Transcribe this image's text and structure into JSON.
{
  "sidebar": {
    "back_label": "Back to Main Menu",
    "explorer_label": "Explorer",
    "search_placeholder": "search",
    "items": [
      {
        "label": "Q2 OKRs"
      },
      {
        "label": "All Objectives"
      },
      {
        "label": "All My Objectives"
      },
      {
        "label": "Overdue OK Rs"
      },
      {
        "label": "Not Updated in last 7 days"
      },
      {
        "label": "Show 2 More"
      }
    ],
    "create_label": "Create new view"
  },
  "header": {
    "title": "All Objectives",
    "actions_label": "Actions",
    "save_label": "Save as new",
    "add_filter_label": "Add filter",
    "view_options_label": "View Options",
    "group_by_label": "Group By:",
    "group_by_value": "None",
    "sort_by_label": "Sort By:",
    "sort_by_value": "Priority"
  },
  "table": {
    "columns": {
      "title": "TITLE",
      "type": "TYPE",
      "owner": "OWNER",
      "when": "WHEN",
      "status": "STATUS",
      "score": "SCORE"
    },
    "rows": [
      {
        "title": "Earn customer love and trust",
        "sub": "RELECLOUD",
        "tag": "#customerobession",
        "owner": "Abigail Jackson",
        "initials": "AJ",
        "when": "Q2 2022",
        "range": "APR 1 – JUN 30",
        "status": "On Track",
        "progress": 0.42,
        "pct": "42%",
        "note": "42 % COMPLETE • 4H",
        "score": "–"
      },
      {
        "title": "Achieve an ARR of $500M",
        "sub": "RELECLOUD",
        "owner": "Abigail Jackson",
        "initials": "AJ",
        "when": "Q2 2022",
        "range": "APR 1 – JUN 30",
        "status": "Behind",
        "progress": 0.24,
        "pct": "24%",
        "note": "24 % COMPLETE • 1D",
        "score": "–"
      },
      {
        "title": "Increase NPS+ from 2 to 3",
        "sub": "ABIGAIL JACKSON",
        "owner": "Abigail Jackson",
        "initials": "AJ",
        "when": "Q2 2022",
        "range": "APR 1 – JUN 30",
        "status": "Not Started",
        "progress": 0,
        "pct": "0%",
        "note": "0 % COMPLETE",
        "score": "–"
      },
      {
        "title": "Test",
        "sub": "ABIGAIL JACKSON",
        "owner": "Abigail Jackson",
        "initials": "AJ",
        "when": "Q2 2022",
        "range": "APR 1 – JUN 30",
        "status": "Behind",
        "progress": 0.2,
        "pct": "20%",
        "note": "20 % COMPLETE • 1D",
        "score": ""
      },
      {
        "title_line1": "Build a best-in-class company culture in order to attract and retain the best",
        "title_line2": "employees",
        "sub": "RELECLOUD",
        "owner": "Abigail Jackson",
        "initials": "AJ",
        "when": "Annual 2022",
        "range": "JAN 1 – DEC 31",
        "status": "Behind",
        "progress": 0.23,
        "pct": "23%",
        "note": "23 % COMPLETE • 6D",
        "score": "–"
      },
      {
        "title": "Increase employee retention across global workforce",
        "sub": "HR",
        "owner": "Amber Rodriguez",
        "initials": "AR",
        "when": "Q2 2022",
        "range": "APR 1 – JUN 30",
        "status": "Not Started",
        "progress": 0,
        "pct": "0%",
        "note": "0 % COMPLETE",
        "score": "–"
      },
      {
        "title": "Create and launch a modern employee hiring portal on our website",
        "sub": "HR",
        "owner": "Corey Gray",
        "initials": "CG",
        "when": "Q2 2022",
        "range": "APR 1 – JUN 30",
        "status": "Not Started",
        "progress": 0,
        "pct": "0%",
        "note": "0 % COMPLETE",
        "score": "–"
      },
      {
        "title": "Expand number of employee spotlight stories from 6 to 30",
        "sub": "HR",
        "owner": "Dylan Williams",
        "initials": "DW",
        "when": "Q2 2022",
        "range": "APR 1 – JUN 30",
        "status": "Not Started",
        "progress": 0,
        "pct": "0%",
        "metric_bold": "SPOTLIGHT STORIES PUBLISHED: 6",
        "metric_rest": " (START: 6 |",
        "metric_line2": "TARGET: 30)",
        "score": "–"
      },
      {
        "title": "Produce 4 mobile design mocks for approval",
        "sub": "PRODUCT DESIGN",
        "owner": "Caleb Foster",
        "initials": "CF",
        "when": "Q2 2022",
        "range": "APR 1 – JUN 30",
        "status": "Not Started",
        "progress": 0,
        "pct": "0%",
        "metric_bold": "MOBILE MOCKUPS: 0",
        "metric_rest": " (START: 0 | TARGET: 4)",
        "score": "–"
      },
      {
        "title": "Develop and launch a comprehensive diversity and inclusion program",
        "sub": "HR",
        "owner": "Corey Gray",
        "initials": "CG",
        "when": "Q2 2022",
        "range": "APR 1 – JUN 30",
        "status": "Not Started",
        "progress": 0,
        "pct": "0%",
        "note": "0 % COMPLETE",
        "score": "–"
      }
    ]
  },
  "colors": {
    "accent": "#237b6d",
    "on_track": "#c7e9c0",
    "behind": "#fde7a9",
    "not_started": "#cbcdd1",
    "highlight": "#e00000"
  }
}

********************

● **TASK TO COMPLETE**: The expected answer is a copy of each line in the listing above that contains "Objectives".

● **RESPONSE TO THIS EXERCISE**:
        "label": "All Objectives"
        "label": "All My Objectives"
    "title": "All Objectives",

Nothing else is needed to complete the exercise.